• [Problem requirements]: The lines to copy are those in the listing that hold the word "text".

• [Data supplied]:
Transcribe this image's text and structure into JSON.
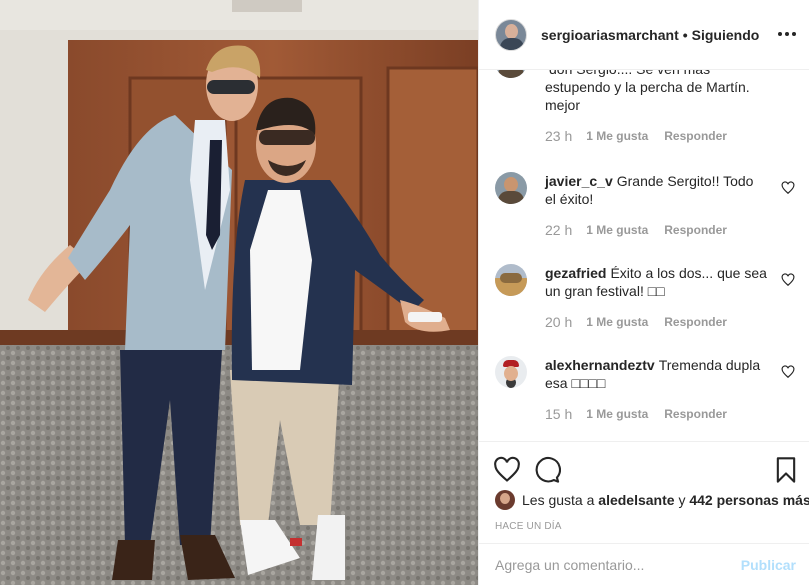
{
  "post": {
    "photo_alt": "",
    "username": "sergioariasmarchant",
    "separator": "•",
    "follow_state": "Siguiendo",
    "more_icon": "more-horizontal-icon"
  },
  "comments": [
    {
      "user": "",
      "text": "don Sergio.... Se ven más estupendo y la percha de Martín. mejor",
      "time": "23 h",
      "likes": "1 Me gusta",
      "reply": "Responder"
    },
    {
      "user": "javier_c_v",
      "text": "Grande Sergito!! Todo el éxito!",
      "time": "22 h",
      "likes": "1 Me gusta",
      "reply": "Responder"
    },
    {
      "user": "gezafried",
      "text": "Éxito a los dos... que sea un gran festival! □□",
      "time": "20 h",
      "likes": "1 Me gusta",
      "reply": "Responder"
    },
    {
      "user": "alexhernandeztv",
      "text": "Tremenda dupla esa □□□□",
      "time": "15 h",
      "likes": "1 Me gusta",
      "reply": "Responder"
    }
  ],
  "actions": {
    "like_icon": "heart-icon",
    "comment_icon": "comment-bubble-icon",
    "save_icon": "bookmark-icon"
  },
  "likes": {
    "prefix": "Les gusta a",
    "user": "aledelsante",
    "connector": "y",
    "others": "442 personas más"
  },
  "timestamp": "Hace un día",
  "composer": {
    "placeholder": "Agrega un comentario...",
    "publish": "Publicar"
  },
  "colors": {
    "accent": "#b2dffc",
    "text": "#262626",
    "muted": "#999999",
    "border": "#efefef"
  }
}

• [Completed task]:
Transcribe this image's text and structure into JSON.
      "text": "don Sergio.... Se ven más estupendo y la percha de Martín. mejor",
      "text": "Grande Sergito!! Todo el éxito!",
      "text": "Éxito a los dos... que sea un gran festival! □□",
      "text": "Tremenda dupla esa □□□□",
    "text": "#262626",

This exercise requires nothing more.